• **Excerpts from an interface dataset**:
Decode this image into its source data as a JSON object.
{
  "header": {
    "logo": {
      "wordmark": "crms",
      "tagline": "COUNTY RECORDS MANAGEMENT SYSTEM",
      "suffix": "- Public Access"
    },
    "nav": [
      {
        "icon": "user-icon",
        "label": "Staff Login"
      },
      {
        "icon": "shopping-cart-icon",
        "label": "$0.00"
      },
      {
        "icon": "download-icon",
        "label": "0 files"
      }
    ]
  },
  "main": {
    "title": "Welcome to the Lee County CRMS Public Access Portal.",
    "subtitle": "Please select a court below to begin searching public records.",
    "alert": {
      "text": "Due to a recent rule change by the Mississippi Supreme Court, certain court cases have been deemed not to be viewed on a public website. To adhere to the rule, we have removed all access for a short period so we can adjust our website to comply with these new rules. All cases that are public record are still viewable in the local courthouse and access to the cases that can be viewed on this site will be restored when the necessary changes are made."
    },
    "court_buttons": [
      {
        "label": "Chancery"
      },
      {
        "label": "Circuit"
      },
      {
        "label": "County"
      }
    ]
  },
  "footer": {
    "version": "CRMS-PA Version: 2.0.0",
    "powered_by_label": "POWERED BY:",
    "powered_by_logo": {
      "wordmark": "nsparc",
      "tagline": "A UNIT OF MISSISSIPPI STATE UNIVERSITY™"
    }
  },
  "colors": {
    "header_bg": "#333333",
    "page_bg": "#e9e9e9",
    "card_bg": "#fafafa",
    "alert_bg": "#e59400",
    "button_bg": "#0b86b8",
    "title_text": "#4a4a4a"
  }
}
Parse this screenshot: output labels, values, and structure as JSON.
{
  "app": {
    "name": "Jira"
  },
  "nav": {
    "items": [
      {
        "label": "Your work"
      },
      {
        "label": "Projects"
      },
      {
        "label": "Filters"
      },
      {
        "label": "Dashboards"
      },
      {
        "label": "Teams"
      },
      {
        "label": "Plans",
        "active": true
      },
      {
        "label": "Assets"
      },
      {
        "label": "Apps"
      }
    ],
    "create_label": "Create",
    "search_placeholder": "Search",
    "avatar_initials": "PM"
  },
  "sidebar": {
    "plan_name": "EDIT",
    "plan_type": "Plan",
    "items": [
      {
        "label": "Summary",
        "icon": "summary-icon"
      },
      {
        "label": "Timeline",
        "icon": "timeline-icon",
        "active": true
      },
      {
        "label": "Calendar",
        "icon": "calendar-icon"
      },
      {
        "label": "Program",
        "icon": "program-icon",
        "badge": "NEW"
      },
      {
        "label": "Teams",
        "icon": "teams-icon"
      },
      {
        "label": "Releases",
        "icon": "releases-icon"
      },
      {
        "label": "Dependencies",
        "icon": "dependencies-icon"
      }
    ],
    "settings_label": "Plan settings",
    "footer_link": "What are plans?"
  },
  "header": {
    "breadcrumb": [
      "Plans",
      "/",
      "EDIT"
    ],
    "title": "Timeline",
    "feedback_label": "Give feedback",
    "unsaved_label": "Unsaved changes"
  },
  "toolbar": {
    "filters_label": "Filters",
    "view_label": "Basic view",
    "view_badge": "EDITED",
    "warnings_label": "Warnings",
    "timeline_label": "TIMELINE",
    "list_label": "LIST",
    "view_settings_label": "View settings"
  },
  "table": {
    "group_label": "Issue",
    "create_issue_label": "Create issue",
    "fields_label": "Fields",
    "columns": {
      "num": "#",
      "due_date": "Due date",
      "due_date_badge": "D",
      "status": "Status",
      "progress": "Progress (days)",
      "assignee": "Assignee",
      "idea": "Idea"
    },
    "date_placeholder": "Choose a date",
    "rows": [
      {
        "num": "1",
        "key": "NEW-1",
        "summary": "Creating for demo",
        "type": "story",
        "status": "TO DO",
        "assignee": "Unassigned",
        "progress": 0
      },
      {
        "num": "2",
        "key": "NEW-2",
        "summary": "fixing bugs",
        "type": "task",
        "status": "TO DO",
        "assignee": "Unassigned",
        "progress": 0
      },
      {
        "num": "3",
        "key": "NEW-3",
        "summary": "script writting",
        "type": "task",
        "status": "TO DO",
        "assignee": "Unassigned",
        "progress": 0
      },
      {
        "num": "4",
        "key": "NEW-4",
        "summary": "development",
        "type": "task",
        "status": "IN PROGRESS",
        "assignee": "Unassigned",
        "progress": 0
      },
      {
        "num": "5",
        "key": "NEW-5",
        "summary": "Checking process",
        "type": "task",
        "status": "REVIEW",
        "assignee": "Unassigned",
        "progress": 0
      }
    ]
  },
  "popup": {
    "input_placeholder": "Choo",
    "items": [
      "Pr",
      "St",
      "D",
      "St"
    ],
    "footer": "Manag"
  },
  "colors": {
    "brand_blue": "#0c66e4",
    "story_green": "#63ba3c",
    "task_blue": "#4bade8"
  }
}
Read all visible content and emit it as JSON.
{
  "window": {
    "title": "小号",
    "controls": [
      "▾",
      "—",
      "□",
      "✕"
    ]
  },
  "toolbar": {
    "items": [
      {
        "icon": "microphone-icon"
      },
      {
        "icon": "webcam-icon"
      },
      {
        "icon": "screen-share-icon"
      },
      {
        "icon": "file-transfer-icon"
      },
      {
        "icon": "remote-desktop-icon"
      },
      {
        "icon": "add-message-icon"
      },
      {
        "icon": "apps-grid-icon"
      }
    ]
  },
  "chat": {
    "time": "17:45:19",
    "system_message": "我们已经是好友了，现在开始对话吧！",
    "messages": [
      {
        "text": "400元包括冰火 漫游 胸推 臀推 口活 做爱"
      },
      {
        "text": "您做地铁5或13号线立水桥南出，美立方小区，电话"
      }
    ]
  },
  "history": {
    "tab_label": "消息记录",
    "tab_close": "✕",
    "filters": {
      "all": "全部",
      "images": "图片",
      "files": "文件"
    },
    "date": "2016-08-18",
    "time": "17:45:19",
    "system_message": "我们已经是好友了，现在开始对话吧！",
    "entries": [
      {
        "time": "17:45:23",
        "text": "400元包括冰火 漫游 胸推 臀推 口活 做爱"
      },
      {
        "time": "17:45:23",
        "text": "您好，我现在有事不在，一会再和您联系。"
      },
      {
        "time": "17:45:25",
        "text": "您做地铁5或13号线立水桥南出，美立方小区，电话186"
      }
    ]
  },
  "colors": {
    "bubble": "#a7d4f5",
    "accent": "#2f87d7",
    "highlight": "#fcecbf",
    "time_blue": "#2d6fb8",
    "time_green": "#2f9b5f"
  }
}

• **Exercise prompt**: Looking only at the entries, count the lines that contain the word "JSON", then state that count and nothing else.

• **Solution for this problem**: 3